Quote: "I want everyone in Miami to do a little bit more to make this community a better place for everyone who lives here or visits us. That's all it would take to make Miami a world-class city."
Community activities: Board member, Florida Staffing Association and United Way of Miami-Dade County; president, Board of Advisors, St. Thomas University; treasurer, Women's Fund of Miami-Dade County; chair, Rethink and Reuse (children's art recycling program); member, YWCA of Greater Miami; member, Greater Miami Chamber of Commerce.
Hidden talents: Snow skiing and gourmet cooking.
Founded in 1985, Creative Staffing now has three full-service offices in Miami-Dade and Broward, as well as two on-site corporate locations. Machado plans to open an office this year in Fort Lauderdale, perhaps in the Cypress Creek market. The company has about 25 full-time employees with about 4,000 active staffers available for temporary, project or permanent positions.
Known for her industry leadership and community involvement, Machado, 57, has won a string of awards through the years, including National Woman Entrepreneur of the Year (YWCA of the USA, 1998) and Blue Chip Enterprise Award (Nations Business and U.S. Chamber of Commerce, 1994).
"She follows the trends, understands the legislative issues and is really committed to helping individual staffers as well as her clients," says Henry Graeber, president of Florida Staffing Association and Pro Image Solutions in Altamonte Springs.

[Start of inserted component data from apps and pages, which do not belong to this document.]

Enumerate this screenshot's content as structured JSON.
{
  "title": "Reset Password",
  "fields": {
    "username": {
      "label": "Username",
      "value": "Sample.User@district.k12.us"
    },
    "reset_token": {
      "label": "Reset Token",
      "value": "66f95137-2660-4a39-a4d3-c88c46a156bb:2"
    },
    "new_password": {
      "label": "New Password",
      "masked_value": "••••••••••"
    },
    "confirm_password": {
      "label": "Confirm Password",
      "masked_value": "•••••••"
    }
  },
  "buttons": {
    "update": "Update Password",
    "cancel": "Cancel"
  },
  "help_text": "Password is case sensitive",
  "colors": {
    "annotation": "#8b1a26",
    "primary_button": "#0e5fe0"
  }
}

For companies looking to hire for the first time in several years, Machado says the biggest challenge is accepting today's higher salary ranges. "Employers haven't adjusted their thinking yet. As a business owner, you want to be at market. You don't want to be the lowest payer, or you'll have turnover, and that costs money."